Many of us come to project management software to achieve a particular objective, and that objective is many times related to somehow managing resources better. There is a fundamental data point that needs to be understood in order for that to happen, and that is the entry of duration and effort. For some of you, this is elementary. For many of us, it is not, and it is essential to understand this. These two terms are used when performing scheduling or estimating in a project tool. Effort is sometimes called work (such as in MS Project). What is the difference between these and why should you start to track both? Here are two major reasons.
First, what is the difference? Duration is the amount of calendar time that is required before a task or project will be completed. For example, the task will take 5 days to complete. Effort is the amount of work that resources on a task or a project will actually do. For example, a person may work 10 hours on a particular task over the 5 day duration of the task (because they are also doing other things during that time).
Here is a screenshot of a sample project in MS Project showing the difference in entries (remember MS Project uses the term Work for Effort).
Why is this so important? Here are the two primary reasons to start tracking both of these.
1. You cannot do resource management without doing both.
Many organizations come to us wanting to manage their resources better, but they only think in terms of duration - how much calendar time will it take to complete tasks and projects. An organization can implement project management software, load up all their projects, and start using it as a part of their process. But if they are only tracking duration, they have no information or data to understand their resource loads and utilization. They only have schedule information. Only effort provides information as to the actual workload of the resource. And only entering effort for every single task will provide the overall views and data needed to manage resources better (or manage them period).

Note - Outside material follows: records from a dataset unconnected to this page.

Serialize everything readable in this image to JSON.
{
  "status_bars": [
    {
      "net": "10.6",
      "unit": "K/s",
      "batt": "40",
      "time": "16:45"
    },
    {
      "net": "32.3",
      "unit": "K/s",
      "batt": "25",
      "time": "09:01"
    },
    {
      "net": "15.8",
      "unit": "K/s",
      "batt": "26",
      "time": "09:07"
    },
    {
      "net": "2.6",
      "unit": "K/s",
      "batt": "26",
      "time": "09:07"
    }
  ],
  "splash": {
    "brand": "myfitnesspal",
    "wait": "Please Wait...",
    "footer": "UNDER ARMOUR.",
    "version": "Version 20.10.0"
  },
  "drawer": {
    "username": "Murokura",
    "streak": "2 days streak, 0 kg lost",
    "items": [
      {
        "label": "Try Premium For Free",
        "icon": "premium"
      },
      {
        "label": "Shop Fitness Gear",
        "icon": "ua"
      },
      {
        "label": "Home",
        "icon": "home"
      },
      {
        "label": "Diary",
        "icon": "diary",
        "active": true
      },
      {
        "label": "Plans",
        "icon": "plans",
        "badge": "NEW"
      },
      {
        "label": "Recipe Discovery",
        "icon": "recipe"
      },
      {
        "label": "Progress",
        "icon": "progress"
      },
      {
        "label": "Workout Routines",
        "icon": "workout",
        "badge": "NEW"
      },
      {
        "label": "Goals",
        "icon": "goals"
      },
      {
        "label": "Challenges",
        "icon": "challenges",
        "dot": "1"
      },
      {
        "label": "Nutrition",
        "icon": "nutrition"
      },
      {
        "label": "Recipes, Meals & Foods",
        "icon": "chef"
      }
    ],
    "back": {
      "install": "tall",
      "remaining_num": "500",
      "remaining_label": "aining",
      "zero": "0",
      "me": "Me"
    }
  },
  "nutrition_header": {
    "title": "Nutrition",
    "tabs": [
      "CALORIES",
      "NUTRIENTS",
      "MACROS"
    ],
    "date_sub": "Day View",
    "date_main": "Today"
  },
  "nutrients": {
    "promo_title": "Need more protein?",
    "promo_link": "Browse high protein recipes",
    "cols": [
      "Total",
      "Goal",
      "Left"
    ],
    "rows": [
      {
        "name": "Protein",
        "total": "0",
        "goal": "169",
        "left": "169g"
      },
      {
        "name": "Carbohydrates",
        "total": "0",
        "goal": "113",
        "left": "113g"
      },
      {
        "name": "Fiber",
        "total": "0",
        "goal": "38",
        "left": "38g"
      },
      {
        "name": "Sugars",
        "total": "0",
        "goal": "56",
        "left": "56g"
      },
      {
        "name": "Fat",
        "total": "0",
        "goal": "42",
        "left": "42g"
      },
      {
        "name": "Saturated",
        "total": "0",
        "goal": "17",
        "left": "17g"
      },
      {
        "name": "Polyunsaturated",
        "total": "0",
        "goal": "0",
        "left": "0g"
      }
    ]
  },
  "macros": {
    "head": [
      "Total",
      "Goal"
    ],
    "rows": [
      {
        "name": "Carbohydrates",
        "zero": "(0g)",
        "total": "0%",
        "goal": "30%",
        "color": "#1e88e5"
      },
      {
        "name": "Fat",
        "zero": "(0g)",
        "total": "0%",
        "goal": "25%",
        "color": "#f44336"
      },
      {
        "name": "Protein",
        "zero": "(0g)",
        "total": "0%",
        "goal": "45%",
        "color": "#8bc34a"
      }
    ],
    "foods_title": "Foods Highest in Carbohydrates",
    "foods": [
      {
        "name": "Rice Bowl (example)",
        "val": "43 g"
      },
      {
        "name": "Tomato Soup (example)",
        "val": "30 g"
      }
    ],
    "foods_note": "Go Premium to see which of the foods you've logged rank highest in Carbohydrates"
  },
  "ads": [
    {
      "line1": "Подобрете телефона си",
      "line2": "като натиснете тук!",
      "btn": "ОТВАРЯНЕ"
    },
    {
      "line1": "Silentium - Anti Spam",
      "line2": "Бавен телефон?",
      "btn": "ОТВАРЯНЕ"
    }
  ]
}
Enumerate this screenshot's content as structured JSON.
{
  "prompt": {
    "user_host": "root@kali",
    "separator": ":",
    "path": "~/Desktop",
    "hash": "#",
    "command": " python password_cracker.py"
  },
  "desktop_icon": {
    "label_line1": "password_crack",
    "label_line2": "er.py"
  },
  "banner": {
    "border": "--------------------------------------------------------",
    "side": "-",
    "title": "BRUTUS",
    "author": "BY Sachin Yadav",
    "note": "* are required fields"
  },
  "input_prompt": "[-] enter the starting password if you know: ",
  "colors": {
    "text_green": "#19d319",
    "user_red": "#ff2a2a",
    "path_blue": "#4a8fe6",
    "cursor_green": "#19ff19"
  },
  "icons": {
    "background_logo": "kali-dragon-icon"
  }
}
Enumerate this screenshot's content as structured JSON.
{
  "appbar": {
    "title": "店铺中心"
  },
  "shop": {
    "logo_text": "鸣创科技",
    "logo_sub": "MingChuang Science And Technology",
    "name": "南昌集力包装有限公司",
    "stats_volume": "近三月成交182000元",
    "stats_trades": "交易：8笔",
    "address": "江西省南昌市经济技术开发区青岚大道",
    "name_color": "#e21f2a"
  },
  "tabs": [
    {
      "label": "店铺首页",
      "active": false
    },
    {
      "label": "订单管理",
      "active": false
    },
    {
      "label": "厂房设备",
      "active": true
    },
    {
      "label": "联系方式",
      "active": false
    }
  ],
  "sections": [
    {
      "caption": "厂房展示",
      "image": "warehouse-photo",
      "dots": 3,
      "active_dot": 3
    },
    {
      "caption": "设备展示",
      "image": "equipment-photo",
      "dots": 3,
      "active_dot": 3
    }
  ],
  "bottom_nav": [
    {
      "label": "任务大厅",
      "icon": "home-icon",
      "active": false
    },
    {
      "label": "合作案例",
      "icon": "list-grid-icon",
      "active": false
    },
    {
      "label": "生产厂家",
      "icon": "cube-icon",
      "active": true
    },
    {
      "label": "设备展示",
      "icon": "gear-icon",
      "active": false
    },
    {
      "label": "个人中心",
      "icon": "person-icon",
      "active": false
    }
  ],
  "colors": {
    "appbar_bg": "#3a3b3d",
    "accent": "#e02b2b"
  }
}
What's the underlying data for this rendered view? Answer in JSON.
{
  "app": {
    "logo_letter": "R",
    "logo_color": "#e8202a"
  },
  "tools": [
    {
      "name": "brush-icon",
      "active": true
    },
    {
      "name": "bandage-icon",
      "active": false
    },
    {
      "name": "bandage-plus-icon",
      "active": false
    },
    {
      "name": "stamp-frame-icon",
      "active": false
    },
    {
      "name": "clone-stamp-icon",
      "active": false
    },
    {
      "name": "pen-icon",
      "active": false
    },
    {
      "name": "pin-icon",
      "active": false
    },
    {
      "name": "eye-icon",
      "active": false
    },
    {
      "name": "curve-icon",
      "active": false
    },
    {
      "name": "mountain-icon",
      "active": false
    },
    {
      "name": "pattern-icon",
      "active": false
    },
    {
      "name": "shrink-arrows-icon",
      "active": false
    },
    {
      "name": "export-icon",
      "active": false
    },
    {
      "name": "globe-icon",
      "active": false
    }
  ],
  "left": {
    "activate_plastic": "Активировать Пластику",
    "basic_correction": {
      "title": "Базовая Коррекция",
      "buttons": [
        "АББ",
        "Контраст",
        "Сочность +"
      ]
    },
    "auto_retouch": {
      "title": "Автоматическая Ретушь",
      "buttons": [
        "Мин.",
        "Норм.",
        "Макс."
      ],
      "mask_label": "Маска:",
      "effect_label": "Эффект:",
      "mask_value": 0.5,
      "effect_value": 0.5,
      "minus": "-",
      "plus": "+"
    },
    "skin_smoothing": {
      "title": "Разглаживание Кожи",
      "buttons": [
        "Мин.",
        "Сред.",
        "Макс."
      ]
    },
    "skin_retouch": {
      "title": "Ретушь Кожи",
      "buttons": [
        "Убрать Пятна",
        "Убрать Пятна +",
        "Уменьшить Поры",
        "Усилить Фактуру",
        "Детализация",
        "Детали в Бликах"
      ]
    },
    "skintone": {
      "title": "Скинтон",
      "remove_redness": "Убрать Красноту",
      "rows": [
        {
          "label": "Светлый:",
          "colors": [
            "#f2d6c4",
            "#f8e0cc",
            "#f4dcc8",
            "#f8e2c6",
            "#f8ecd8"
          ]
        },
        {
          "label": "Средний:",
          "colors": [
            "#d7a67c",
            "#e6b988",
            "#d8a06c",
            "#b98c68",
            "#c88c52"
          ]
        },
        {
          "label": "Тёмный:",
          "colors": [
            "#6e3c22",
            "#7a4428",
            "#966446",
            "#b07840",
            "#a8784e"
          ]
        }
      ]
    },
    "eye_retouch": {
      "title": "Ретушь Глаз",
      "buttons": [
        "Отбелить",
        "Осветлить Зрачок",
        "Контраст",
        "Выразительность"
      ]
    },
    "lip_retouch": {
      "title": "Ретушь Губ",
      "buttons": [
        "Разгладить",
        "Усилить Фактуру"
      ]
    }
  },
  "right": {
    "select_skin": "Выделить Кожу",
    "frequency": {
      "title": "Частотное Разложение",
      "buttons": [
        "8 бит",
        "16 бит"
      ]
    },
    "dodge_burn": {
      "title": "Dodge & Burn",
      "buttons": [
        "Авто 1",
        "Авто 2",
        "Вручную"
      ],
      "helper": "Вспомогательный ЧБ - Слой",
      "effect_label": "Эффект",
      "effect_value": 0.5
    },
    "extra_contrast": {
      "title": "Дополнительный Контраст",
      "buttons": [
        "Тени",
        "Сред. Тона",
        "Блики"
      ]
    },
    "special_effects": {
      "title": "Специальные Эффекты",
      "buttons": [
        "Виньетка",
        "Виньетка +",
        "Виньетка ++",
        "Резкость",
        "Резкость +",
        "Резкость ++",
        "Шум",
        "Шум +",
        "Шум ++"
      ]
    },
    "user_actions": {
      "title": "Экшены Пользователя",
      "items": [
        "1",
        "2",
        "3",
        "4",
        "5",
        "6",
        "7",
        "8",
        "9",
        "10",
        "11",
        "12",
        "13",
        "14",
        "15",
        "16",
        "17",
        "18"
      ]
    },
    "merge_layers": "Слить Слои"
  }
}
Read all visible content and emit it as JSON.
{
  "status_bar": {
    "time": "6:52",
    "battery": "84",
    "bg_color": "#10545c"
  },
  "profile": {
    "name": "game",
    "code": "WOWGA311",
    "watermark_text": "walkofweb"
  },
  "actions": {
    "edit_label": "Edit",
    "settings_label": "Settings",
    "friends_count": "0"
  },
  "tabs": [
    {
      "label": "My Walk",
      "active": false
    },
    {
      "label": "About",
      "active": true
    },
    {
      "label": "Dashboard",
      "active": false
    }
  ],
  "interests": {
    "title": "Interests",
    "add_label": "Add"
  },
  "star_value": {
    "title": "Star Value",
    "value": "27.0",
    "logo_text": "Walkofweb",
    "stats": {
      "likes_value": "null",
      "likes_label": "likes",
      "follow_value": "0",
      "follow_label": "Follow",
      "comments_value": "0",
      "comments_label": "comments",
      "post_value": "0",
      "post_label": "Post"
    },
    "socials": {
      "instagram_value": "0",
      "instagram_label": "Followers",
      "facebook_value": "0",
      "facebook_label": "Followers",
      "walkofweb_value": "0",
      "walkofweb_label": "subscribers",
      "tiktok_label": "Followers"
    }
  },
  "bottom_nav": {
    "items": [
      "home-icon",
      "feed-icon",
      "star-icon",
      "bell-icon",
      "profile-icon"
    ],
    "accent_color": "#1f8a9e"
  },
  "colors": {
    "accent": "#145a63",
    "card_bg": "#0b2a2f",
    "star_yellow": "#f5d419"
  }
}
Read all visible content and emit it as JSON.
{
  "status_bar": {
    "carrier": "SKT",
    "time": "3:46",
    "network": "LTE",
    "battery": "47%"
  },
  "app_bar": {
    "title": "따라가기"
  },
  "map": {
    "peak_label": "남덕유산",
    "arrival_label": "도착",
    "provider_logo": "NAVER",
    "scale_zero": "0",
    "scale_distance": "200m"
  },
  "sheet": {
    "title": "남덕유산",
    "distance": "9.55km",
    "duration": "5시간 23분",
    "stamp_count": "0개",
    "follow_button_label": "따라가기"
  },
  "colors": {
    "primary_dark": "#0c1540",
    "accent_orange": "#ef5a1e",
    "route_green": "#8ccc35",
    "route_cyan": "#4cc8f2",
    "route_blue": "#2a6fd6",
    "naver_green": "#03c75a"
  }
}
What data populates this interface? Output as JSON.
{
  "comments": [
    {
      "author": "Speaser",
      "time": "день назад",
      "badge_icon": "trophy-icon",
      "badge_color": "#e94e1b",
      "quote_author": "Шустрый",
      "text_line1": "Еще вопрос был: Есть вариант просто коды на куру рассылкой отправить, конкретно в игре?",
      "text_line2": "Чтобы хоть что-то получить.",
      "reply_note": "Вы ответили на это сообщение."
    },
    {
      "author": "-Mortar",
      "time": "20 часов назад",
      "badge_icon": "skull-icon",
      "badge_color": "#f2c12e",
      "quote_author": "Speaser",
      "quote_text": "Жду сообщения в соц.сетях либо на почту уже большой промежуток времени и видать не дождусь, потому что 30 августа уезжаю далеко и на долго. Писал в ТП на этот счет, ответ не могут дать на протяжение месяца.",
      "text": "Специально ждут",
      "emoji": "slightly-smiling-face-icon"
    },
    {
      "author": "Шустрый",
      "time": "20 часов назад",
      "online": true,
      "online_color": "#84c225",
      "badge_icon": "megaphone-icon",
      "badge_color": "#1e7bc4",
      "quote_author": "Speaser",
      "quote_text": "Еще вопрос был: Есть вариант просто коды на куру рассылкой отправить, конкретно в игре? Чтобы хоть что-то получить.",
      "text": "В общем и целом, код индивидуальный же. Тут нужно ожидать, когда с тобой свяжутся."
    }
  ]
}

You have to be able to add both duration and effort as part of your process. Then you can begin to pull data such as the following (out of EnterPlicity) and really look at your resources.
2. You cannot have a truly accurate schedule without doing both.
Think about it. If I simply enter duration with no thought to effort, do I really have an accurate schedule for that task / project? You need to know how many hours it is going to take for a person to complete the task (effort). You also need to know what else that resource is working on and, given that, factor that into how much calendar time it will take before they can put in that many hours and get it done (duration). Otherwise, you have a guess at best.
There are several ways to do this, such as simply entering the values for duration and effort per task, or using a percentage of time a resource is available to work on it. Depending on your project management software, you have some options. It does not need to be complicated. But these are a couple of really good reasons to start tracking both of these values.